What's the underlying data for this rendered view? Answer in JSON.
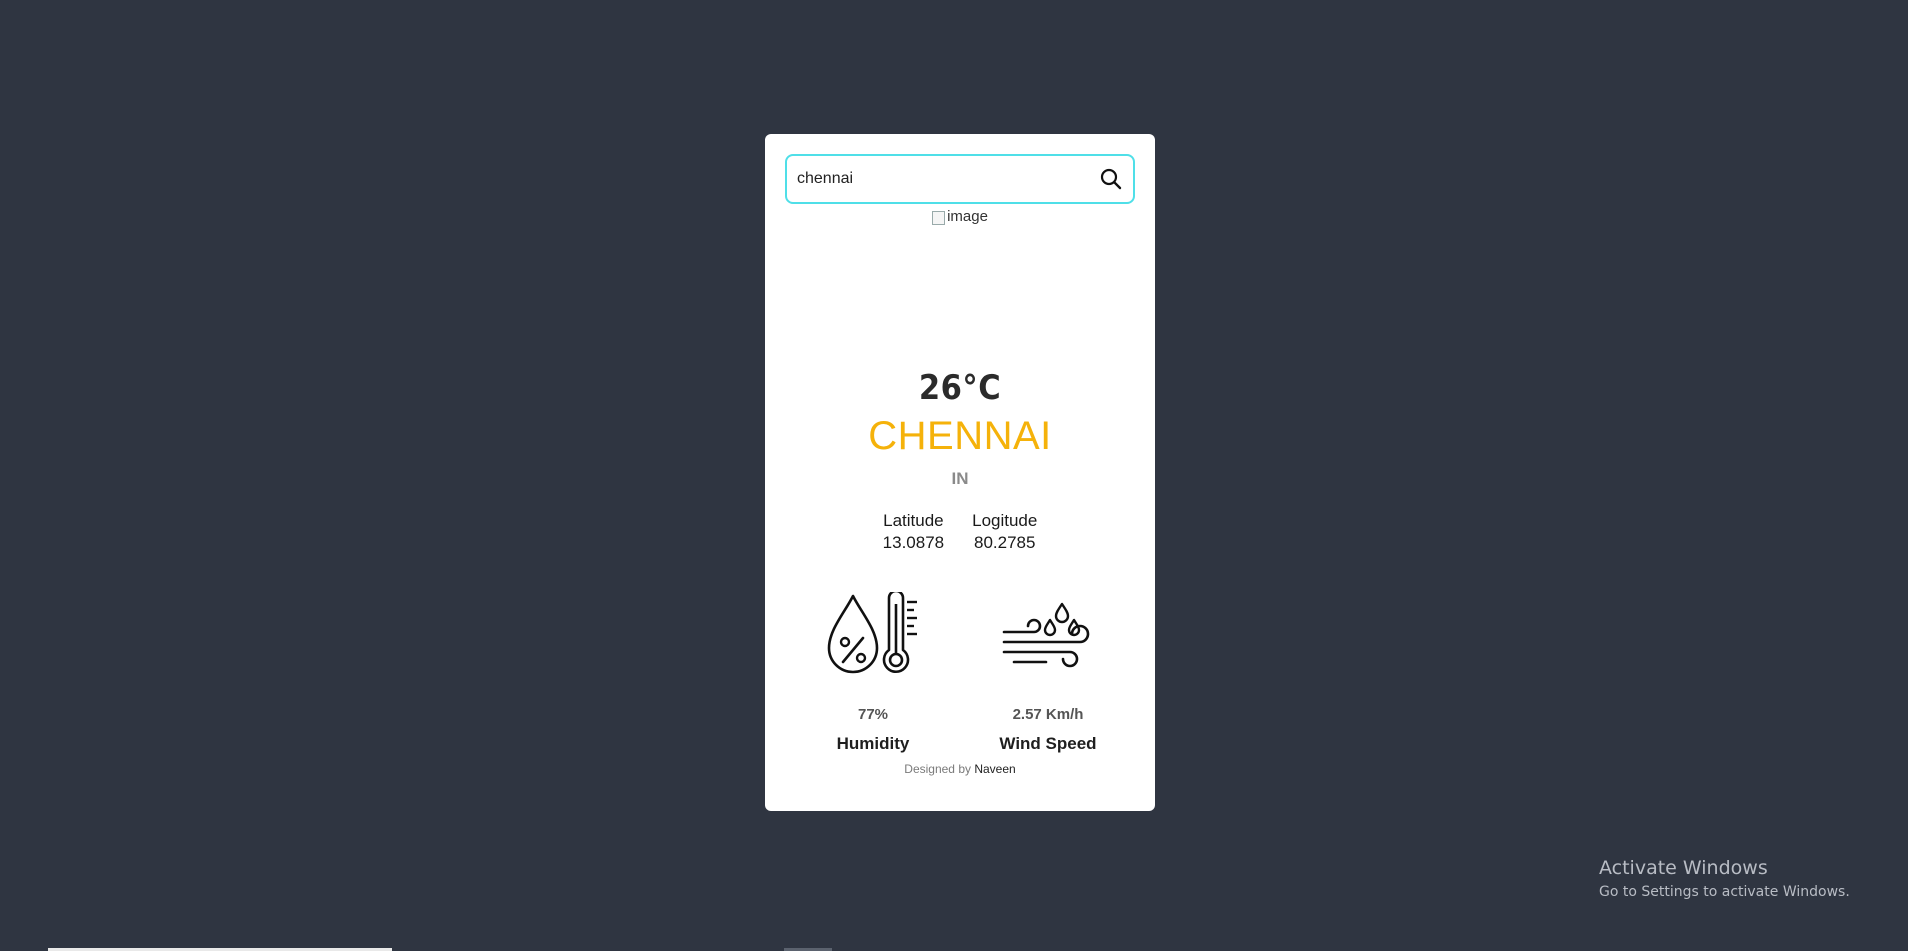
{
  "search": {
    "value": "chennai",
    "placeholder": "",
    "icon": "search-icon"
  },
  "weather": {
    "image_alt": "image",
    "temperature": "26°C",
    "city": "CHENNAI",
    "country": "IN",
    "latitude_label": "Latitude",
    "latitude_value": "13.0878",
    "longitude_label": "Logitude",
    "longitude_value": "80.2785"
  },
  "stats": {
    "humidity": {
      "icon": "humidity-icon",
      "value": "77%",
      "label": "Humidity"
    },
    "wind": {
      "icon": "wind-icon",
      "value": "2.57 Km/h",
      "label": "Wind Speed"
    }
  },
  "footer": {
    "prefix": "Designed by",
    "author": "Naveen"
  },
  "system": {
    "activate_title": "Activate Windows",
    "activate_sub": "Go to Settings to activate Windows."
  },
  "colors": {
    "background": "#2f3541",
    "card": "#ffffff",
    "search_border": "#4fdfe8",
    "city": "#f5b20a"
  }
}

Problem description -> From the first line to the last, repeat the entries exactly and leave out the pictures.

Worked solution ->
What's the underlying data for this rendered view? Answer in JSON.
{
  "search": {
    "value": "chennai",
    "placeholder": "",
    "icon": "search-icon"
  },
  "weather": {
    "image_alt": "image",
    "temperature": "26°C",
    "city": "CHENNAI",
    "country": "IN",
    "latitude_label": "Latitude",
    "latitude_value": "13.0878",
    "longitude_label": "Logitude",
    "longitude_value": "80.2785"
  },
  "stats": {
    "humidity": {
      "icon": "humidity-icon",
      "value": "77%",
      "label": "Humidity"
    },
    "wind": {
      "icon": "wind-icon",
      "value": "2.57 Km/h",
      "label": "Wind Speed"
    }
  },
  "footer": {
    "prefix": "Designed by",
    "author": "Naveen"
  },
  "system": {
    "activate_title": "Activate Windows",
    "activate_sub": "Go to Settings to activate Windows."
  },
  "colors": {
    "background": "#2f3541",
    "card": "#ffffff",
    "search_border": "#4fdfe8",
    "city": "#f5b20a"
  }
}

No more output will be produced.